◆ **WHAT THE EXERCISE ASKS**
Copy every record exactly, leaving the pictures out.

◆ **THE DATA**
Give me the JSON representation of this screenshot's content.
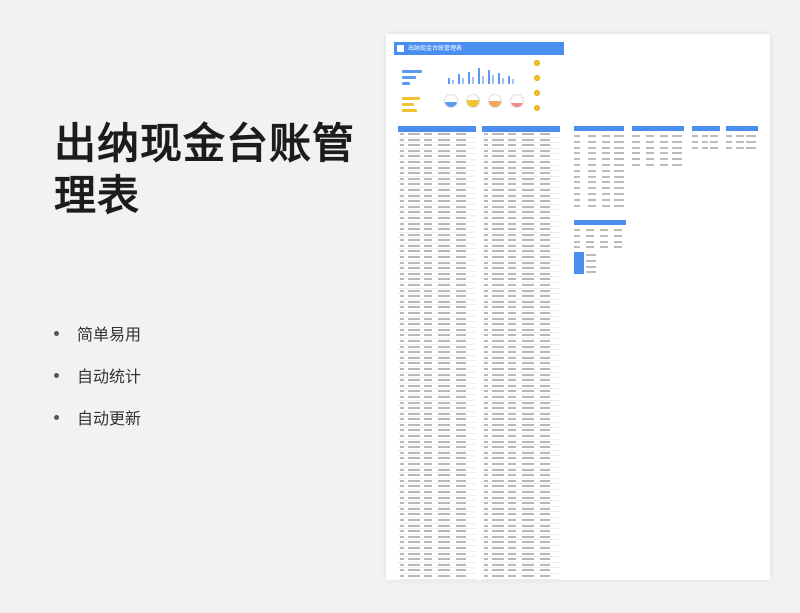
{
  "promo": {
    "title": "出纳现金台账管理表",
    "features": [
      "简单易用",
      "自动统计",
      "自动更新"
    ]
  },
  "sheet": {
    "header_title": "出纳现金台账管理表",
    "row_count": 80
  },
  "colors": {
    "accent": "#4a8ff0",
    "bar_blue": "#5b9af0",
    "bar_light": "#9fc4f5",
    "yellow": "#f2c230",
    "orange": "#f5a65b",
    "pink": "#f08a8a"
  }
}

◆ **YOUR RESPONSE**
Give me the JSON representation of this screenshot's content.
{
  "promo": {
    "title": "出纳现金台账管理表",
    "features": [
      "简单易用",
      "自动统计",
      "自动更新"
    ]
  },
  "sheet": {
    "header_title": "出纳现金台账管理表",
    "row_count": 80
  },
  "colors": {
    "accent": "#4a8ff0",
    "bar_blue": "#5b9af0",
    "bar_light": "#9fc4f5",
    "yellow": "#f2c230",
    "orange": "#f5a65b",
    "pink": "#f08a8a"
  }
}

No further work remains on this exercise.